Introducing your little one to solid foods can be a time of excitement and new adventure, but also one of frustration, stress and confusion for many parents.
While this may sound like a daunting task, it’s a wonderful opportunity to teach your baby to enjoy a wide variety of healthy foods, to build a positive relationship towards food and to look forward to mealtimes.
Following the guidelines listed below will help to make this developmental milestone an enjoyable and wholesome one, as you embark on your child’s first flavour-filled journey – whether you’re using purees, baby-led weaning or a combination of the two.
*The official advice is to give your baby well-mashed or pureed foods at the beginning of weaning, as well as finger food from six months. The Department of Health, the European Union, and the World Health Organisation all recommend this.
Repetition is key
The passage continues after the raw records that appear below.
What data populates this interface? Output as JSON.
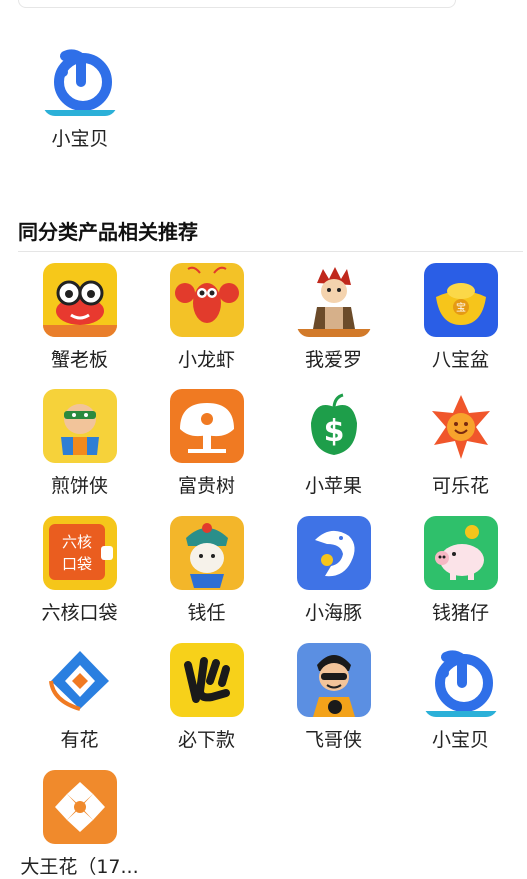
{
  "featured_app": {
    "name": "小宝贝",
    "icon": "xiaobaobei-icon"
  },
  "section": {
    "title": "同分类产品相关推荐"
  },
  "related_apps": [
    {
      "name": "蟹老板",
      "icon": "crab-icon"
    },
    {
      "name": "小龙虾",
      "icon": "lobster-icon"
    },
    {
      "name": "我爱罗",
      "icon": "gaara-icon"
    },
    {
      "name": "八宝盆",
      "icon": "gold-ingot-icon"
    },
    {
      "name": "煎饼侠",
      "icon": "jianbingxia-icon"
    },
    {
      "name": "富贵树",
      "icon": "tree-icon"
    },
    {
      "name": "小苹果",
      "icon": "apple-dollar-icon"
    },
    {
      "name": "可乐花",
      "icon": "smiling-flower-icon"
    },
    {
      "name": "六核口袋",
      "icon": "liuhe-pocket-icon"
    },
    {
      "name": "钱任",
      "icon": "opera-mask-icon"
    },
    {
      "name": "小海豚",
      "icon": "dolphin-icon"
    },
    {
      "name": "钱猪仔",
      "icon": "piggy-bank-icon"
    },
    {
      "name": "有花",
      "icon": "youhua-icon"
    },
    {
      "name": "必下款",
      "icon": "bixiakuan-icon"
    },
    {
      "name": "飞哥侠",
      "icon": "feigexia-icon"
    },
    {
      "name": "小宝贝",
      "icon": "xiaobaobei-icon"
    },
    {
      "name": "大王花（17...",
      "icon": "dawanghua-icon"
    }
  ]
}
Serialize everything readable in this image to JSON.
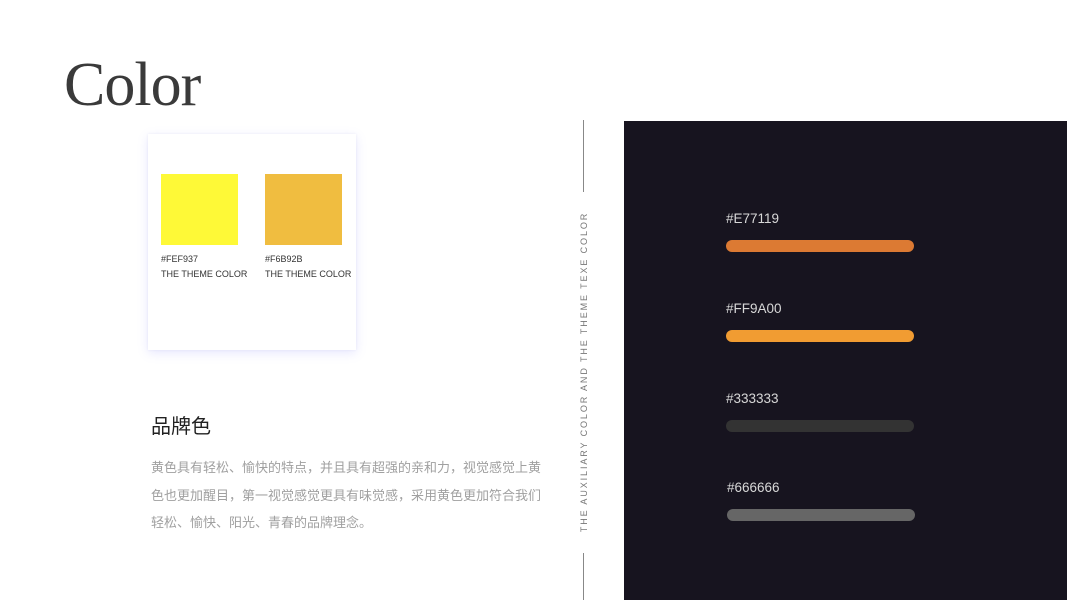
{
  "page": {
    "title": "Color"
  },
  "theme_colors": [
    {
      "hex": "#FEF937",
      "label": "THE THEME COLOR",
      "color": "#FEF937"
    },
    {
      "hex": "#F6B92B",
      "label": "THE THEME COLOR",
      "color": "#F0BD40"
    }
  ],
  "brand": {
    "heading": "品牌色",
    "description": "黄色具有轻松、愉快的特点，并且具有超强的亲和力，视觉感觉上黄色也更加醒目，第一视觉感觉更具有味觉感，采用黄色更加符合我们轻松、愉快、阳光、青春的品牌理念。"
  },
  "vertical_caption": "THE AUXILIARY COLOR AND THE THEME TEXE COLOR",
  "auxiliary_colors": [
    {
      "hex": "#E77119",
      "color": "#DC7A33"
    },
    {
      "hex": "#FF9A00",
      "color": "#F19C32"
    },
    {
      "hex": "#333333",
      "color": "#333333"
    },
    {
      "hex": "#666666",
      "color": "#666666"
    }
  ],
  "panel_background": "#17141F"
}
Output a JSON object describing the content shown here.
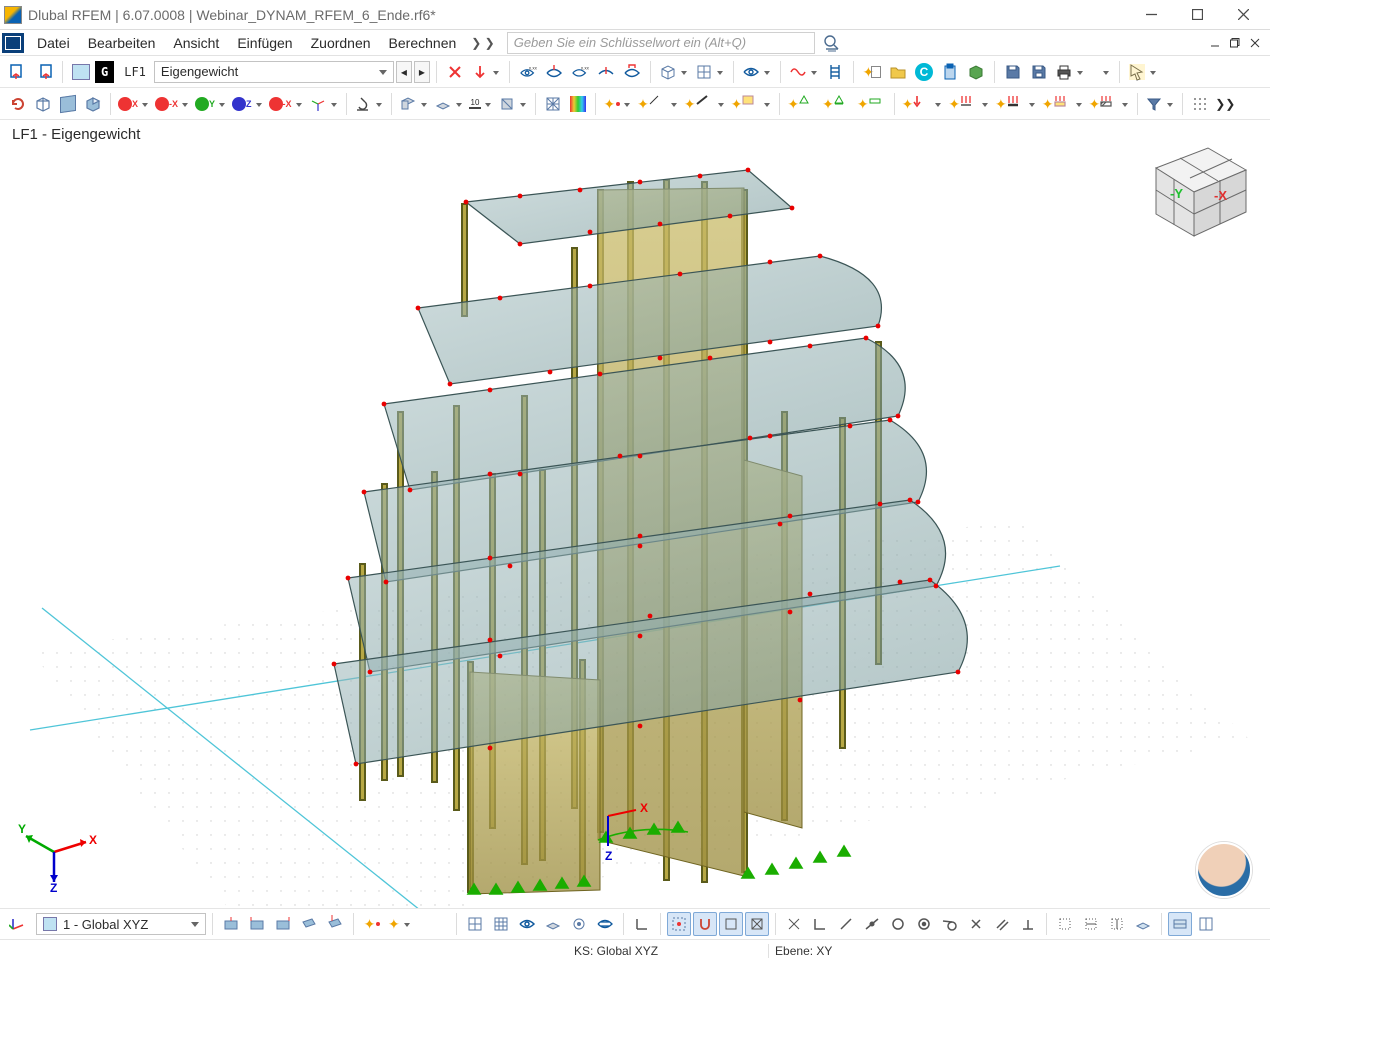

With first tastes, it can take between six and 16 flavour experiences before a particular taste or food becomes accepted. If your baby turns their nose up on the first try – don’t give up. Learning to accept and enjoy certain foods is a process and a learnt skill for all of us, so be patient as you serve them to your baby again and again. It’s completely normal!
Role model healthy behaviours
You can’t expect your baby to eat their veggies, yet not touch them yourself. Right from the start, babies begin to learn so much from our behaviour and the more they see you eating and enjoying a rainbow of veggies, fruits, proteins and whole grains, the more likely they are to mimic your choices and actions.
Avoid infant commercial products and sugars
A baby’s relationship with food and associated preferences start and are shaped from the very first taste of food that touches their tongue. Manufacturers often add hidden sugars as they know this will keep your baby coming back for more! It’s important that you teach your baby to enjoy the flavour of homemade, freshly-prepared, unsalted and unsweetened foods, before introducing artificial tastes or overly sweet options. These will form the standard that other foods are compared to.